In branch3, we modified files foo.c and bar.c. What happens if, during the merge from changeset "4" to "3" (creating changeset "5" as result), we only merge foo.c? In an item-based merge, the history of foo.c will include a new merge link, while bar.c will still not be merged. If we repeat the merge again to create changeset "6," then "bar.c" will be merged. In a DVCS, you cannot do this partial merge that forgoes bar.c.
The theory behind this way of implementing merge tracking states:
- If you don't merge certain files from a branch, most likely it means you're abandoning them. What else would force you to create a changeset "5" where part of "branch3" is not merged? By doing that, you wouldn't be preserving the consistency rule.

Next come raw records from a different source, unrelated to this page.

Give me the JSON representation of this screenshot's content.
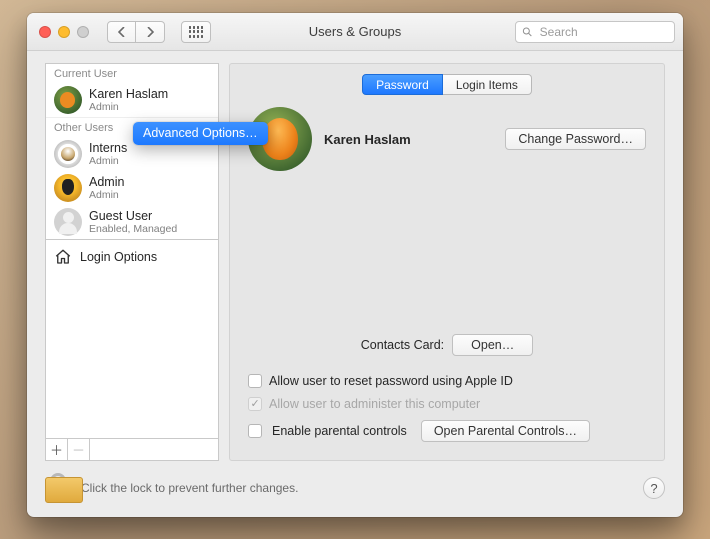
{
  "window": {
    "title": "Users & Groups",
    "search_placeholder": "Search"
  },
  "context_menu": {
    "label": "Advanced Options…"
  },
  "sidebar": {
    "current_header": "Current User",
    "other_header": "Other Users",
    "current": {
      "name": "Karen Haslam",
      "role": "Admin"
    },
    "others": [
      {
        "name": "Interns",
        "role": "Admin"
      },
      {
        "name": "Admin",
        "role": "Admin"
      },
      {
        "name": "Guest User",
        "role": "Enabled, Managed"
      }
    ],
    "login_options_label": "Login Options"
  },
  "tabs": {
    "password": "Password",
    "login_items": "Login Items"
  },
  "detail": {
    "display_name": "Karen Haslam",
    "change_password": "Change Password…",
    "contacts_card_label": "Contacts Card:",
    "open_button": "Open…",
    "allow_reset_label": "Allow user to reset password using Apple ID",
    "allow_admin_label": "Allow user to administer this computer",
    "parental_checkbox_label": "Enable parental controls",
    "parental_button": "Open Parental Controls…"
  },
  "lock": {
    "text": "Click the lock to prevent further changes.",
    "help": "?"
  },
  "colors": {
    "accent": "#1e78ff"
  }
}
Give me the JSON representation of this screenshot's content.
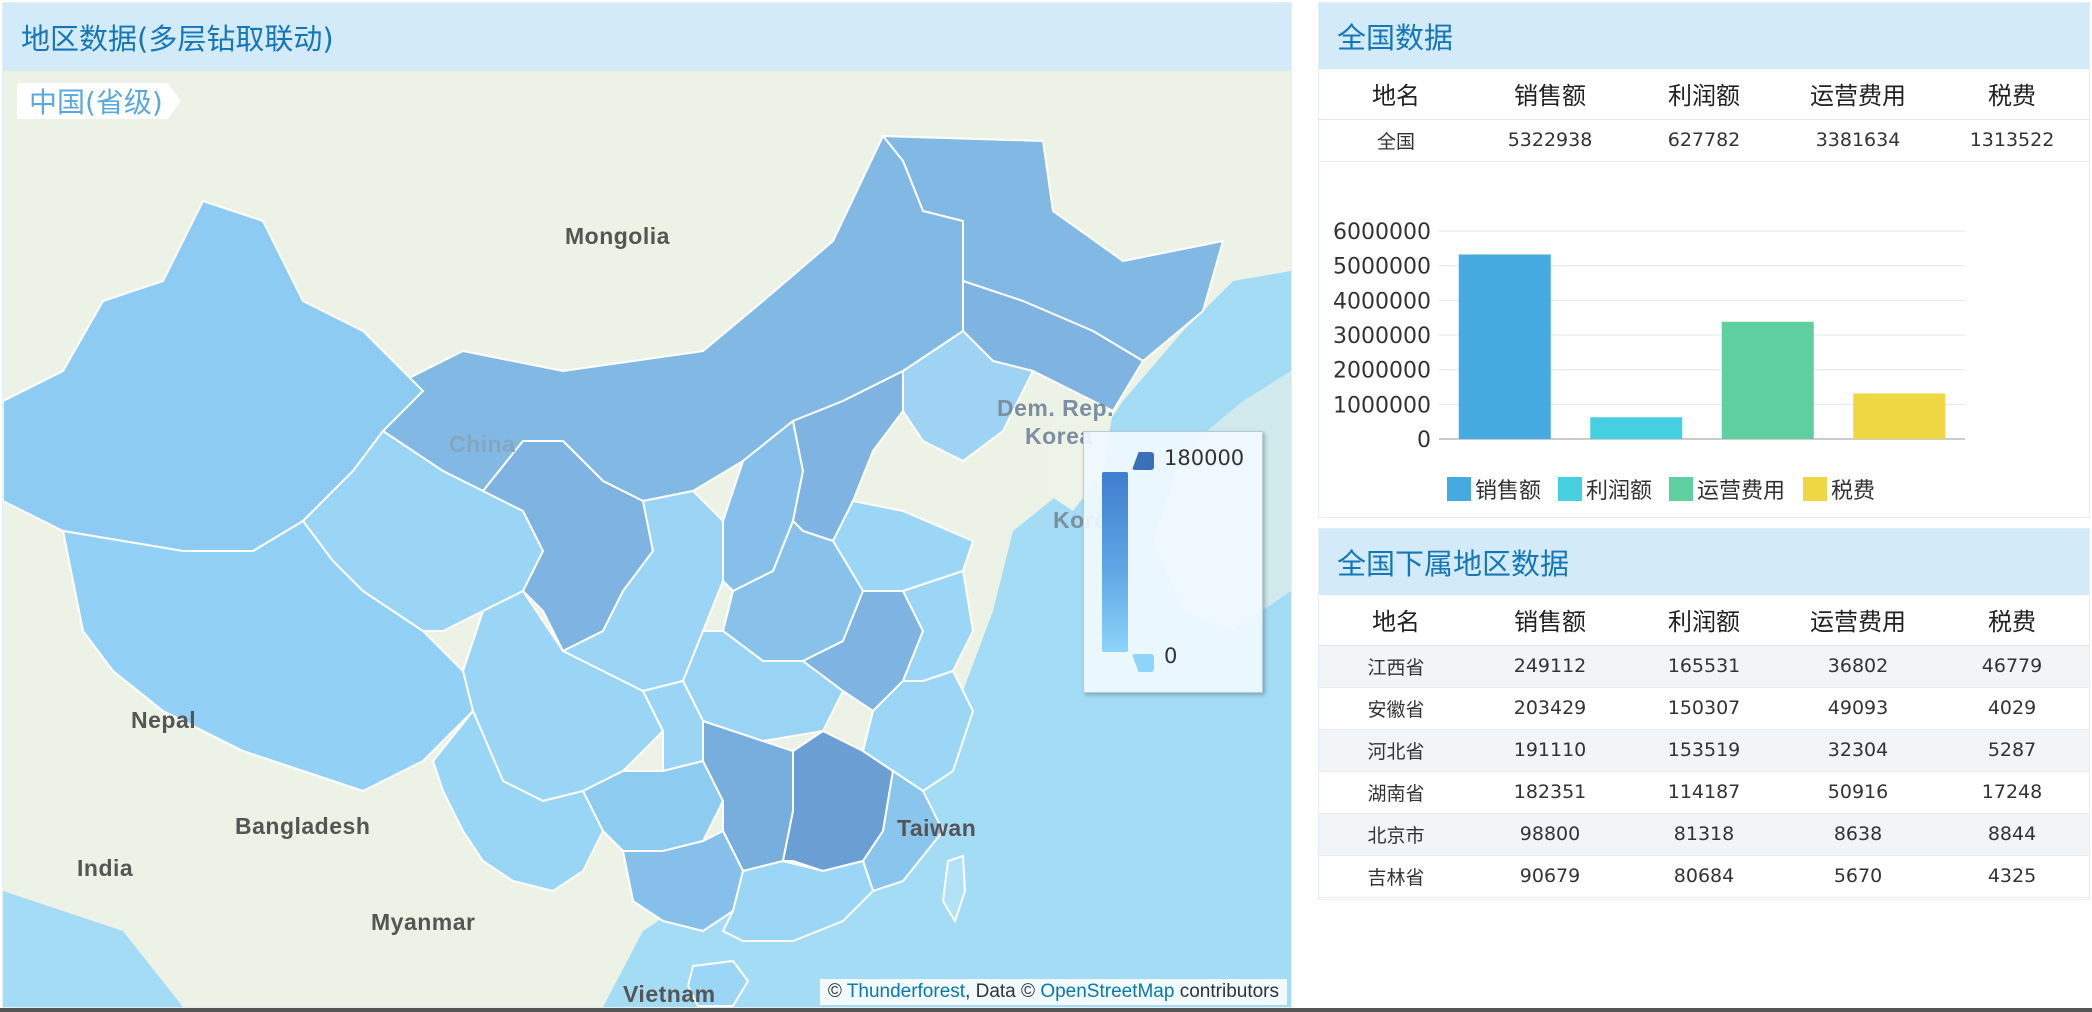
{
  "map_panel": {
    "title": "地区数据(多层钻取联动)",
    "level_tag": "中国(省级)",
    "labels": {
      "mongolia": "Mongolia",
      "china": "China",
      "dprk": "Dem. Rep.",
      "korea_line2": "Korea",
      "korea": "Kore",
      "nepal": "Nepal",
      "bangladesh": "Bangladesh",
      "india": "India",
      "myanmar": "Myanmar",
      "taiwan": "Taiwan",
      "vietnam": "Vietnam"
    },
    "attribution": {
      "prefix": "© ",
      "link1": "Thunderforest",
      "middle": ", Data © ",
      "link2": "OpenStreetMap",
      "suffix": " contributors"
    },
    "visual_map": {
      "max": "180000",
      "min": "0"
    }
  },
  "national_panel": {
    "title": "全国数据",
    "columns": [
      "地名",
      "销售额",
      "利润额",
      "运营费用",
      "税费"
    ],
    "row": [
      "全国",
      "5322938",
      "627782",
      "3381634",
      "1313522"
    ]
  },
  "chart_data": {
    "type": "bar",
    "categories": [
      "销售额",
      "利润额",
      "运营费用",
      "税费"
    ],
    "values": [
      5322938,
      627782,
      3381634,
      1313522
    ],
    "colors": [
      "#45aae0",
      "#46cfe0",
      "#5ecf9f",
      "#eed742"
    ],
    "y_ticks": [
      "6000000",
      "5000000",
      "4000000",
      "3000000",
      "2000000",
      "1000000",
      "0"
    ],
    "ylim": [
      0,
      6000000
    ],
    "grid": true,
    "legend": "bottom",
    "legend_items": [
      "销售额",
      "利润额",
      "运营费用",
      "税费"
    ]
  },
  "region_panel": {
    "title": "全国下属地区数据",
    "columns": [
      "地名",
      "销售额",
      "利润额",
      "运营费用",
      "税费"
    ],
    "rows": [
      [
        "江西省",
        "249112",
        "165531",
        "36802",
        "46779"
      ],
      [
        "安徽省",
        "203429",
        "150307",
        "49093",
        "4029"
      ],
      [
        "河北省",
        "191110",
        "153519",
        "32304",
        "5287"
      ],
      [
        "湖南省",
        "182351",
        "114187",
        "50916",
        "17248"
      ],
      [
        "北京市",
        "98800",
        "81318",
        "8638",
        "8844"
      ],
      [
        "吉林省",
        "90679",
        "80684",
        "5670",
        "4325"
      ]
    ]
  }
}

- If you use consistent configurations (a directory tree belongs to the same logic unit), you'll always be able to run complete merges. For instance: If you have a source tree with subdirectories "/src/tetris-game" and "/src/arcanoid-game," chances are you'll need to merge only the part of the "high-res-branch" related to "tetris-game" into the "tetris-2" branch. But, following this train of thought, shouldn't "src/tetris-game" and "src/arcanoid-game" belong to different repositories? In the DVCS world, the answer would be "yes" and this way, you avoid the need for most partial merges.
DVCSs present a new approach to version control that is constrained to their "distributed" nature, and also introduce changes in the way in which repositories are designed and structured. Getting used to this new DVCS approach is the key to getting the best out of the next generation of version control systems and correctly structuring your projects.
Pablo Santos is the founder and chief engineer of Codice Software, the makers of PlasticSCM.